● Problem requirements:
If a line in the records below contains the word "level", copy it.

===== Input material

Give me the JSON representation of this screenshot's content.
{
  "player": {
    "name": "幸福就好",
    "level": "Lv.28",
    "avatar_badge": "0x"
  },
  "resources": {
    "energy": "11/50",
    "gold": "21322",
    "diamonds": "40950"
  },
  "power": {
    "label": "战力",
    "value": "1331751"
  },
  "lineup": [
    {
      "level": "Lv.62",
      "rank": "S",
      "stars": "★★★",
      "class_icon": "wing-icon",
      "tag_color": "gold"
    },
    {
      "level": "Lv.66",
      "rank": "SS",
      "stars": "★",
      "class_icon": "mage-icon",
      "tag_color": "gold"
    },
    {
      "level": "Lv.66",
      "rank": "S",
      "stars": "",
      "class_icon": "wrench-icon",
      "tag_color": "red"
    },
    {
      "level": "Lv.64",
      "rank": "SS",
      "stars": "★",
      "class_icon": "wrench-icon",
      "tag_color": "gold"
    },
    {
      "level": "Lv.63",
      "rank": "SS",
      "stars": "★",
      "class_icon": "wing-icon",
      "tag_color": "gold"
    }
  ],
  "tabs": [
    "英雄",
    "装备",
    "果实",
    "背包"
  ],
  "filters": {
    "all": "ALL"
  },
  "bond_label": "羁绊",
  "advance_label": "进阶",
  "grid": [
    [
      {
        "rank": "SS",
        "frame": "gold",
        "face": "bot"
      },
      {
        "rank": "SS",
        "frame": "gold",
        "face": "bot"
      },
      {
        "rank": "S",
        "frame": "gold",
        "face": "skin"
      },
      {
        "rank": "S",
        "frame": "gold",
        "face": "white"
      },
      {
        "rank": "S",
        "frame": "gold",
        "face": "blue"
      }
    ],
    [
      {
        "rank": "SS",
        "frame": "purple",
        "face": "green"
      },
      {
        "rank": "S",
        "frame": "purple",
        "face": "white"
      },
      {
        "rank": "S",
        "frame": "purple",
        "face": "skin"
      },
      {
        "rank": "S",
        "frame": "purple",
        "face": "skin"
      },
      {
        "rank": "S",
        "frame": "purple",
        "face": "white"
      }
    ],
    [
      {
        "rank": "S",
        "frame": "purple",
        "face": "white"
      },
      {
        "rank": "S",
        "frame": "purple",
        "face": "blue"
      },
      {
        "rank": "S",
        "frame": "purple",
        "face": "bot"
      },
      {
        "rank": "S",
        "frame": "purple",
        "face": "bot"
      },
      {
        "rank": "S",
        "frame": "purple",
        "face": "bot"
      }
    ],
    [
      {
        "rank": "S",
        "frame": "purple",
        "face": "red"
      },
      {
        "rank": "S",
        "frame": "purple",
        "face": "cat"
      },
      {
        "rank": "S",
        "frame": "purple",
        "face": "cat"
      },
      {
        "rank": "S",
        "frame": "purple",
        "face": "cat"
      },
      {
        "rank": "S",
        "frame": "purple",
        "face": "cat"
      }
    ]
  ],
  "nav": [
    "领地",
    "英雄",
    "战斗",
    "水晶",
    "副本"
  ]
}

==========

● Exercise response:
    "level": "Lv.28",
      "level": "Lv.62",
      "level": "Lv.66",
      "level": "Lv.66",
      "level": "Lv.64",
      "level": "Lv.63",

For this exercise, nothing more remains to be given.